• _HOW TO COMPLETE THIS TASK_
Filter the entries below, keeping only lines with the word "label".

------------------------------------------------------------------------

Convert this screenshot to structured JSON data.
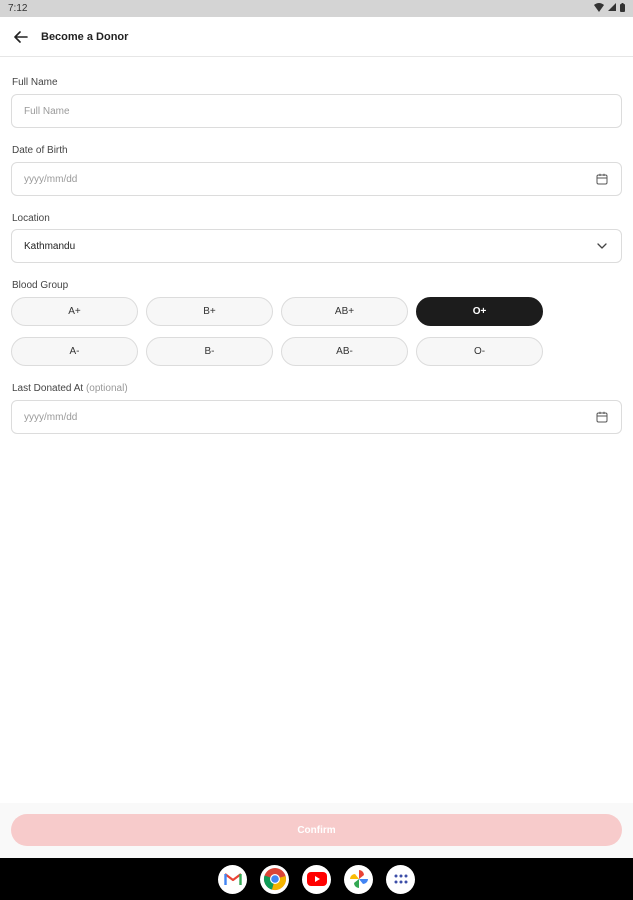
{
  "status_bar": {
    "time": "7:12"
  },
  "app_bar": {
    "title": "Become a Donor"
  },
  "form": {
    "full_name": {
      "label": "Full Name",
      "placeholder": "Full Name",
      "value": ""
    },
    "date_of_birth": {
      "label": "Date of Birth",
      "placeholder": "yyyy/mm/dd",
      "value": ""
    },
    "location": {
      "label": "Location",
      "value": "Kathmandu"
    },
    "blood_group": {
      "label": "Blood Group",
      "options": [
        "A+",
        "B+",
        "AB+",
        "O+",
        "A-",
        "B-",
        "AB-",
        "O-"
      ],
      "selected": "O+"
    },
    "last_donated": {
      "label": "Last Donated At",
      "optional_text": "(optional)",
      "placeholder": "yyyy/mm/dd",
      "value": ""
    }
  },
  "confirm_button": {
    "label": "Confirm"
  },
  "dock": {
    "apps": [
      "gmail-icon",
      "chrome-icon",
      "youtube-icon",
      "photos-icon",
      "app-drawer-icon"
    ]
  },
  "colors": {
    "selected_chip": "#1c1c1c",
    "confirm_disabled": "#f7cbcb",
    "status_bar": "#d4d4d4"
  }
}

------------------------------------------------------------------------

• _ANSWER TO THE EXERCISE_
      "label": "Full Name",
      "label": "Date of Birth",
      "label": "Location",
      "label": "Blood Group",
      "label": "Last Donated At",
    "label": "Confirm"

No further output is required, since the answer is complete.